=== Section Start ===
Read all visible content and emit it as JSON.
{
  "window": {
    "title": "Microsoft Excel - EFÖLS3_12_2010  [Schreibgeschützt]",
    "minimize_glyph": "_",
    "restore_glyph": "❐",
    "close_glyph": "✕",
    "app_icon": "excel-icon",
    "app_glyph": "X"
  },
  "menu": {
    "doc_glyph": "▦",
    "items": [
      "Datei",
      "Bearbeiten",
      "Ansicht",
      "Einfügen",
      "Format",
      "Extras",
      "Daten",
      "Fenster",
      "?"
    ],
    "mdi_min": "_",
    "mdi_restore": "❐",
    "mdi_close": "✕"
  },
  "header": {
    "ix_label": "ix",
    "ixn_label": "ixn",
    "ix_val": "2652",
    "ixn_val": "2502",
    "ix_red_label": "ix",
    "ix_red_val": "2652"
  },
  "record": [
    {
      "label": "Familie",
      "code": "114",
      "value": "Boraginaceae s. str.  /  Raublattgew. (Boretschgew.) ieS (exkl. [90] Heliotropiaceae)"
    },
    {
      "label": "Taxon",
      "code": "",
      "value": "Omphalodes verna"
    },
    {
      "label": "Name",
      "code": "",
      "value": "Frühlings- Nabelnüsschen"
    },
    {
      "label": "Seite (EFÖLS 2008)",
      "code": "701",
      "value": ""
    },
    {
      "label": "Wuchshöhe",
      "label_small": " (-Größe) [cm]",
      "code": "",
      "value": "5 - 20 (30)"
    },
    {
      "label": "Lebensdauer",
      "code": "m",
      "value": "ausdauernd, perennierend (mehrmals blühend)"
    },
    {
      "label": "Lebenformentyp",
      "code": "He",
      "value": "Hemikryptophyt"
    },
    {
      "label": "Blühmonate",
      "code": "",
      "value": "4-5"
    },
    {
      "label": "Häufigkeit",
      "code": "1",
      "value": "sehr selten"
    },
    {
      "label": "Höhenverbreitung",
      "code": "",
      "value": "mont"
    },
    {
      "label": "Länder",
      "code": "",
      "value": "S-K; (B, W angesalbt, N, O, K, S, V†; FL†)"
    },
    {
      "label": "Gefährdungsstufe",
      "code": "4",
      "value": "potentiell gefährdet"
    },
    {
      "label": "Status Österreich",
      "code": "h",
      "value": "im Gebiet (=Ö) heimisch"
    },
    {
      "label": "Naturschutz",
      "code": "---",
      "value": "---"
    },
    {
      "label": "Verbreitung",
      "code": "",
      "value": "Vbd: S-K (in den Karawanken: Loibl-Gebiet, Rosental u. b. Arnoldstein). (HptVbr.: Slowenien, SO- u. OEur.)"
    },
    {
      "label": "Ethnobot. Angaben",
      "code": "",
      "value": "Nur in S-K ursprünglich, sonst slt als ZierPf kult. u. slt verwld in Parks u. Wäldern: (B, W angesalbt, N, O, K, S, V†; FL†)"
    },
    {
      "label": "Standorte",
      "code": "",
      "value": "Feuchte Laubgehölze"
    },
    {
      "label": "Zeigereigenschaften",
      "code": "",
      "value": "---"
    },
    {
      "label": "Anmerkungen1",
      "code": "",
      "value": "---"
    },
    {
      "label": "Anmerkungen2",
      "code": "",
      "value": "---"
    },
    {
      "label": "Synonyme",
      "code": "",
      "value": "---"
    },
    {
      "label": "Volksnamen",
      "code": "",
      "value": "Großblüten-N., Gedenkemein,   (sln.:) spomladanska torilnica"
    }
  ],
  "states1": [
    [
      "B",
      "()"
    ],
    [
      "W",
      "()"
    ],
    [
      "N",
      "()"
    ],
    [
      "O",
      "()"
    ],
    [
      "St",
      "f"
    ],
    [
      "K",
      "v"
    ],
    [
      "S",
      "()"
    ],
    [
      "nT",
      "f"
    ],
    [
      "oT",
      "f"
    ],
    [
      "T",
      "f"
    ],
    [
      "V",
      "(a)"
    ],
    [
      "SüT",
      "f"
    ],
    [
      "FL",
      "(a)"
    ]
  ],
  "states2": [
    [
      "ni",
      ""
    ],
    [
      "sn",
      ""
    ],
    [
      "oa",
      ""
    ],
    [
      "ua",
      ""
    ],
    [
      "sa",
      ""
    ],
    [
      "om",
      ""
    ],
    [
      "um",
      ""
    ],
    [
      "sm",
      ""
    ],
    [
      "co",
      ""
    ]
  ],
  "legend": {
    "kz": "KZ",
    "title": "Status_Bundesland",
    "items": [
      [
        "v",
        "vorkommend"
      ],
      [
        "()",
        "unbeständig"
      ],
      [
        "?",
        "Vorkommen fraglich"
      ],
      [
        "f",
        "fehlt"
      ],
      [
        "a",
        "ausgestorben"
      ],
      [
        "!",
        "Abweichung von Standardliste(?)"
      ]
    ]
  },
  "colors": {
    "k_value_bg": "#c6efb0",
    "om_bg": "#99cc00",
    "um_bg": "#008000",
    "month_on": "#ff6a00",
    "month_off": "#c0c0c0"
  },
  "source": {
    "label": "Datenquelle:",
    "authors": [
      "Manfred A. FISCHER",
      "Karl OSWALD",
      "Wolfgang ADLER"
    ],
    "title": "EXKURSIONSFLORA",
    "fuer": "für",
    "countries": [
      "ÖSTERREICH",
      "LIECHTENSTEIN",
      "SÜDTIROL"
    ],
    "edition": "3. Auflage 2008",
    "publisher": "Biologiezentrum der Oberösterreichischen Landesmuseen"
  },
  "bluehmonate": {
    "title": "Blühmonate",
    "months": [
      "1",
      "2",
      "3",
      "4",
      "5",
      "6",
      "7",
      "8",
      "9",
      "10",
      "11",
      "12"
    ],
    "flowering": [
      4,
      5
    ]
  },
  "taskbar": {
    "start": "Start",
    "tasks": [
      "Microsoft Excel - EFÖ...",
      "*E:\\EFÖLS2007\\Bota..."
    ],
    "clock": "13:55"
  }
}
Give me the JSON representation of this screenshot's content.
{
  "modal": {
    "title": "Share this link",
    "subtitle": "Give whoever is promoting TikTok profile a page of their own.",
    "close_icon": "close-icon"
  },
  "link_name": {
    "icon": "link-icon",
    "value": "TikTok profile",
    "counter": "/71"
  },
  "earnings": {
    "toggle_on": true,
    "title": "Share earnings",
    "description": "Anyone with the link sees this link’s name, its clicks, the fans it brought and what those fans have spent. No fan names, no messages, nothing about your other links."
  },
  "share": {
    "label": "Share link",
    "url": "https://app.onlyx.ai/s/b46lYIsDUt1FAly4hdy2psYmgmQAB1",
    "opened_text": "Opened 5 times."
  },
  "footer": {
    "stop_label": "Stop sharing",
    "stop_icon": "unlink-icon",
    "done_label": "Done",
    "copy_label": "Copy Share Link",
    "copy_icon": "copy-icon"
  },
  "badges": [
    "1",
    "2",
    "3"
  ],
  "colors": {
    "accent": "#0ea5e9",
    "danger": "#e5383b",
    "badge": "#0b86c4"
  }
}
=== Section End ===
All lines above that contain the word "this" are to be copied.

Give me the JSON representation of this screenshot's content.
    "title": "Share this link",
    "description": "Anyone with the link sees this link’s name, its clicks, the fans it brought and what those fans have spent. No fan names, no messages, nothing about your other links."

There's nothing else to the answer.